The CDC had earlier asked for a stay to the injunction on its conditional sail order. With U.S. District Judge Steven Merryday in a ruling this week, the injunction on the “Conditional Sail Order”—a rule that forces cruise lines to have the necessary requirements and recommendations to sail (pdf)—will go ahead as planned on July 18.
All cruises were shut down in March 2020 during the start of the COVID-19 pandemic.
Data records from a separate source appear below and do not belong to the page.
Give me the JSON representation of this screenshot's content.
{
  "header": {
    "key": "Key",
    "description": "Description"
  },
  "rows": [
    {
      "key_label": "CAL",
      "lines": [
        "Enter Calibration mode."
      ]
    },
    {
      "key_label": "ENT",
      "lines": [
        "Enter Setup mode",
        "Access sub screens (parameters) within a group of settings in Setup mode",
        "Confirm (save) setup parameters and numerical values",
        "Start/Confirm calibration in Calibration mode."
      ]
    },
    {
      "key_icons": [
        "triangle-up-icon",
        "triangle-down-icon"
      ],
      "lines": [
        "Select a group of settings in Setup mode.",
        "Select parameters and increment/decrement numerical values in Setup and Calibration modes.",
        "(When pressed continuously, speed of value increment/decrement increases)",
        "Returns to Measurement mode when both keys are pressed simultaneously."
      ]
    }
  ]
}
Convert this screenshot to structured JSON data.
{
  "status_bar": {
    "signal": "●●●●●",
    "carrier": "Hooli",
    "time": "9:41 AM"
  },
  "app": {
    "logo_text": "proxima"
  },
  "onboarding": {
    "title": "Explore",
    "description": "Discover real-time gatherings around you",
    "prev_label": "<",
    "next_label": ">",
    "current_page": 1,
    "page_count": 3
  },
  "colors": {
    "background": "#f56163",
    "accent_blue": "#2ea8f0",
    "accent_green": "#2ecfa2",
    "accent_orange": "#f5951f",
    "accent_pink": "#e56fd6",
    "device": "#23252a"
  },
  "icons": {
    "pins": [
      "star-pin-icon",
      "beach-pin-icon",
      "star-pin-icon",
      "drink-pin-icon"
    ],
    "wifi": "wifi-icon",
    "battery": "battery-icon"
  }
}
The agency later issued the Conditional Sail Order in October of last year.
But, according to Merryday’s ruling Wednesday, the CDC’s “action is not about what health precautions against COVID-19 are necessary or helpful aboard a cruise ship.” Instead, he argued, “this action is about the use and misuse of governmental power.”
“Although CDC invariably garnishes the argument with dire prospects of ‘transmission’ of COVID-19 aboard a cruise vessel, these dark allusions dismiss state and local health authorities, the industry’s self-regulation, and the thorough and costly preparations and accommodations by all concerned to avoid ‘transmission’ and to confine and control the ‘transmission,’ if one occurs,” Merryday concluded in his order.
Merryday attempted to underscore his ruling, writing that “a stay that would serve to extend the unwarranted, unprecedented, and injurious exercise of governmental power by one person, the Director of CDC — is DENIED.” In his order, the word “denied” was placed in bold and all-caps.
Following the ruling, the CDC’s lawyers asked a federal appeals court to place a hold on the district judge’s ruling. Department of Justice attorneys representing the CDC argued that the preliminary injunction “rests on errors of law and is a clear abuse of the district court’s discretion” and will “exacerbate the spread of COVID-19.”